Beyond the sandesh and the rasgulla, there is a lot to be discovered in Bengal’s tradition of sweets. This one begins with a love story from medieval Bengal.

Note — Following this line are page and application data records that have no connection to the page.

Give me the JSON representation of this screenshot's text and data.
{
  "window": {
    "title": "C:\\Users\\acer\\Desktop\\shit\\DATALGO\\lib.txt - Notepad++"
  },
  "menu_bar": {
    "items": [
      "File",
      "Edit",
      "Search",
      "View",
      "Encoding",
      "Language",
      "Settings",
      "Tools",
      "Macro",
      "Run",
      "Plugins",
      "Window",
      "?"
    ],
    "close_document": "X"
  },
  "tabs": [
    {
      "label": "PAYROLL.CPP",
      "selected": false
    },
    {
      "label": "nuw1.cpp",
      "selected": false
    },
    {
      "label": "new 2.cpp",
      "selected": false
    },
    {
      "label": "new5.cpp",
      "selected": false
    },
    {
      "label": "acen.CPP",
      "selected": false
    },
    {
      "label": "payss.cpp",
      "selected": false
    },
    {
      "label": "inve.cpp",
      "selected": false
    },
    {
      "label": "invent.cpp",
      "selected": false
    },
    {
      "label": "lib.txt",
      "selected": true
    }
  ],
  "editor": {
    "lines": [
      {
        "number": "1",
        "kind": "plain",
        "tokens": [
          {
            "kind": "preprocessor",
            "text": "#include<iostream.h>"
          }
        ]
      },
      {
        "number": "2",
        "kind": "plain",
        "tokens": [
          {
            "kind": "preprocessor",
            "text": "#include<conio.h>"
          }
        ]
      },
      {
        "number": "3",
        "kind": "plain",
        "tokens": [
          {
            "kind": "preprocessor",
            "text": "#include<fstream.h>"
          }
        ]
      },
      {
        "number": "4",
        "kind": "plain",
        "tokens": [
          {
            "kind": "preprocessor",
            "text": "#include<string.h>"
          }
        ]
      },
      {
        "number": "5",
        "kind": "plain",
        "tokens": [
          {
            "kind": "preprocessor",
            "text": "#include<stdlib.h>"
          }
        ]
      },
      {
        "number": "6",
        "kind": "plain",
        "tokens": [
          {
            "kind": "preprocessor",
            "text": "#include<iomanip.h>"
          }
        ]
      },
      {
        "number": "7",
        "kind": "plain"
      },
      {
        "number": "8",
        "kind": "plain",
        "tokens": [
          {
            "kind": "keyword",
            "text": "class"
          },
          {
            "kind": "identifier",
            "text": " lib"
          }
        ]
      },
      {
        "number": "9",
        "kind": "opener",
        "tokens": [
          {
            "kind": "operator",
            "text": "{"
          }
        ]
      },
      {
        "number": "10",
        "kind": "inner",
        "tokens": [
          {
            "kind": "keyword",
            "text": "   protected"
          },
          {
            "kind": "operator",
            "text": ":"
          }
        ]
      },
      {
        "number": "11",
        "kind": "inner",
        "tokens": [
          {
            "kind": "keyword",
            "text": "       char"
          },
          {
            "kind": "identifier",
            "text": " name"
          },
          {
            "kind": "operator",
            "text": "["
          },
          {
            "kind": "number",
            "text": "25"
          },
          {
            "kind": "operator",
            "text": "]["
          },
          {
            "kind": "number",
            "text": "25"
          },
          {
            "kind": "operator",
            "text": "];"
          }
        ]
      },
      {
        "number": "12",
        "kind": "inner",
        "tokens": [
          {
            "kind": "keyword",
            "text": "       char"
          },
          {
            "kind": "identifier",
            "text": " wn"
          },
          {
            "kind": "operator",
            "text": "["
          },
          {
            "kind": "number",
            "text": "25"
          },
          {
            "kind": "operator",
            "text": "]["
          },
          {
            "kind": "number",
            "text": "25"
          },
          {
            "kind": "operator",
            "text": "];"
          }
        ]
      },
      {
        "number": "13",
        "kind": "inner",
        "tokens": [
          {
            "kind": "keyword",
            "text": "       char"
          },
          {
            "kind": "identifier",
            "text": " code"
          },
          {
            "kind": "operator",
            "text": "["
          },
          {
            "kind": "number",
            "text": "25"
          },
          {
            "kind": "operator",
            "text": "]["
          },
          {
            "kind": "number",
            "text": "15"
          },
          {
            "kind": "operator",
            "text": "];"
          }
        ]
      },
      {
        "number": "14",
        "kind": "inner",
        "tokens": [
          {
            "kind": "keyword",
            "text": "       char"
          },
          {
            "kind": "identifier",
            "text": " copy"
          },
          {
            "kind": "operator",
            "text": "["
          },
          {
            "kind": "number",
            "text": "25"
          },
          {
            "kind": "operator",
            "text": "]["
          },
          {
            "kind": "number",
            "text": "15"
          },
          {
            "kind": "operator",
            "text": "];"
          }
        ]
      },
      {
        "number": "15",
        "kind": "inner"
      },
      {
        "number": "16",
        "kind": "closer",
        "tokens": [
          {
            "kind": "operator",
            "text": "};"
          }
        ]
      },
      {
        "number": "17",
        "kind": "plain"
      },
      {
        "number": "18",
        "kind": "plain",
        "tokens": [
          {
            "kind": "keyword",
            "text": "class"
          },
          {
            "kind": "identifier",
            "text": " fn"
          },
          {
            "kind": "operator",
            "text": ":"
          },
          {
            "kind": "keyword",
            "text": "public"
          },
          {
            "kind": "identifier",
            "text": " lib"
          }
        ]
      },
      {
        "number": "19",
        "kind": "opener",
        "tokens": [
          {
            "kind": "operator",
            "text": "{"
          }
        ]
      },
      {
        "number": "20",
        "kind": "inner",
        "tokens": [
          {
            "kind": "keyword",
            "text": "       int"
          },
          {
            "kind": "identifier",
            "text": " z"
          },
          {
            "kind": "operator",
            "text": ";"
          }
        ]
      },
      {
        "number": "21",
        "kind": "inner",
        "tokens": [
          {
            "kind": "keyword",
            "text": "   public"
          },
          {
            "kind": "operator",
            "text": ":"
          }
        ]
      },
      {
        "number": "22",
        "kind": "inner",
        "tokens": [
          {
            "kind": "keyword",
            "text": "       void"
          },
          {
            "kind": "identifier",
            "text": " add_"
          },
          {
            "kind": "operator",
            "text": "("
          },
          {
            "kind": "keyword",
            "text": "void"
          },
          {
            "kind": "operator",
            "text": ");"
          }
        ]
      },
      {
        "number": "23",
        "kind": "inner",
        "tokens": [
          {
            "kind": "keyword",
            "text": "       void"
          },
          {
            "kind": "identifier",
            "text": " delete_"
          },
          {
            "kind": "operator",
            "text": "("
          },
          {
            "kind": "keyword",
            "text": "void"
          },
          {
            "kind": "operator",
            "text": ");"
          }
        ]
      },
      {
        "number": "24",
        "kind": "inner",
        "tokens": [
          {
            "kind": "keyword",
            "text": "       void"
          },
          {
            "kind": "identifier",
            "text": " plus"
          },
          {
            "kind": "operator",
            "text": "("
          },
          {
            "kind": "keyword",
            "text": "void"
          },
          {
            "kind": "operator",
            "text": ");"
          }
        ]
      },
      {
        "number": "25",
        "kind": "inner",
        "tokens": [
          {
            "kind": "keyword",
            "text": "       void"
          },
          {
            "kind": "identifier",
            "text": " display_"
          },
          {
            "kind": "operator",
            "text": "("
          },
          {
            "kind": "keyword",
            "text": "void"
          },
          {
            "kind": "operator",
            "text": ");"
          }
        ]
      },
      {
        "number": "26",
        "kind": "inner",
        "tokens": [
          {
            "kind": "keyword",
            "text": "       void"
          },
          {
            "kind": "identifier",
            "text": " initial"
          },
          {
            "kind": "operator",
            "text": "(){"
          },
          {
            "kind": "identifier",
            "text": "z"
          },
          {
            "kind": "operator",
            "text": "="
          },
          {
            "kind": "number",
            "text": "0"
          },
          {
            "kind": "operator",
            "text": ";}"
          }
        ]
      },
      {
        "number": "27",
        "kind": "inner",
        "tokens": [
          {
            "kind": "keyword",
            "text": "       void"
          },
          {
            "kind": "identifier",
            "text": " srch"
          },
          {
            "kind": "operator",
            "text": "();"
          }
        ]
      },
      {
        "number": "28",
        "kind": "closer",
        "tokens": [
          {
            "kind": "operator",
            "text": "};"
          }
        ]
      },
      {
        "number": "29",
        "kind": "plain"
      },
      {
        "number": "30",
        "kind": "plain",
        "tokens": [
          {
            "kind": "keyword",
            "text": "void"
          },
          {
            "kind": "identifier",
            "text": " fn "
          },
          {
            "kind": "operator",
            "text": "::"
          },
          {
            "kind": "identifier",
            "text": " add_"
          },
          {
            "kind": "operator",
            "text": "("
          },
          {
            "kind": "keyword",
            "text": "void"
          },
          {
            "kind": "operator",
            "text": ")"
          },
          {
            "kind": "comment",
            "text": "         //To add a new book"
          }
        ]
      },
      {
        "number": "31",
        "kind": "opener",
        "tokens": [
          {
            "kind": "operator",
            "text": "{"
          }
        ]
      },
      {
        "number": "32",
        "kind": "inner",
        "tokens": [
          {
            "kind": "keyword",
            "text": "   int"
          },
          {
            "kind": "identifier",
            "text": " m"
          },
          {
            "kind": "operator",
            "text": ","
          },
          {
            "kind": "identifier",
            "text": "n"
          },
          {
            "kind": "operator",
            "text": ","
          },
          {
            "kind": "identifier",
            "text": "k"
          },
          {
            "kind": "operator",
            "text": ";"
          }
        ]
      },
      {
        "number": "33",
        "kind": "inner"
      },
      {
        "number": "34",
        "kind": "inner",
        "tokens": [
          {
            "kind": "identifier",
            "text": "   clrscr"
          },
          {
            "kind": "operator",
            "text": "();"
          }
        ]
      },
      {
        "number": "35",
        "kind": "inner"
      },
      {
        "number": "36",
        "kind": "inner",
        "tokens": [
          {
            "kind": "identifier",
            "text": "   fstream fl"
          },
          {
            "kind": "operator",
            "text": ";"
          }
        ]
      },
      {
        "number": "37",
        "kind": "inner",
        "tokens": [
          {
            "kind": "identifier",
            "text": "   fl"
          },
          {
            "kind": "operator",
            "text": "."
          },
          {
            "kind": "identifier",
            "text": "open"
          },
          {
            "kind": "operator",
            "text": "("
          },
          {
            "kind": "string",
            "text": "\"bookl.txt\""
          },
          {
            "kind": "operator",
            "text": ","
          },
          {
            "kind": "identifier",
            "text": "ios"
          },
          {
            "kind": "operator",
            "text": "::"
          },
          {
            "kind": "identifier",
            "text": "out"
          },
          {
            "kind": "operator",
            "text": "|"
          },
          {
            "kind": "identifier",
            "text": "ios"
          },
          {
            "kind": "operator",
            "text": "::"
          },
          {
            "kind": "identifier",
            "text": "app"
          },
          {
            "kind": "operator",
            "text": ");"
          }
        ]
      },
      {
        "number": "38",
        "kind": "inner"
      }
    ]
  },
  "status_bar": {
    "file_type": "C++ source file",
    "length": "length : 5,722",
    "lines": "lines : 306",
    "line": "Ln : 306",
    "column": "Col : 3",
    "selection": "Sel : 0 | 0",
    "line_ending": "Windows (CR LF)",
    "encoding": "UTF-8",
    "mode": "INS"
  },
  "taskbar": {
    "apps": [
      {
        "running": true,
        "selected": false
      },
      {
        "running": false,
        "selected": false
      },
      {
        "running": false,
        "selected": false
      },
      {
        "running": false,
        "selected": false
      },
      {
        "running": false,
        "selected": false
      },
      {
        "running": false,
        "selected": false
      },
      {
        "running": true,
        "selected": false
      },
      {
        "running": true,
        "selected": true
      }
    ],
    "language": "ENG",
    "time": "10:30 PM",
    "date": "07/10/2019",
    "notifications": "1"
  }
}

Dhanapati, a wealthy merchant, once wandered into a village in search of his favourite pigeon. It led him to the house of a beautiful maiden, Khullana. It was love at first sight and Dhanapati brought her home as his bride. When it was Khullana’s turn to cook the customary bou bhaat feast for the groom’s family, she floored everyone. That balanced meal is the gold standard of Bengali feasts, with its subtly flavoured shukto (a mixed vegetable dish), niramish mangsho (meat cooked without onion and garlic) fresh carp and prawns. But the dessert, made of gram flour, khoya and sugar syrup, was the piece de resistance. Today, gokul pithe is what Bengalis remember their grandmothers by: it is made in very few homes and you will not find it in any shop. The long process deters most cooks. Bengal gram is to be soaked overnight, boiled and then ground into a paste. With a little addition of maida, the paste is turned into a dough. Tiny discs are stuffed with khoya and coconut fillings and then rolled into tiny balls. They are fried till golden brown and then soaked in sugar syrup for a few hours. The result is a piece of heaven.
– Premankur Biswas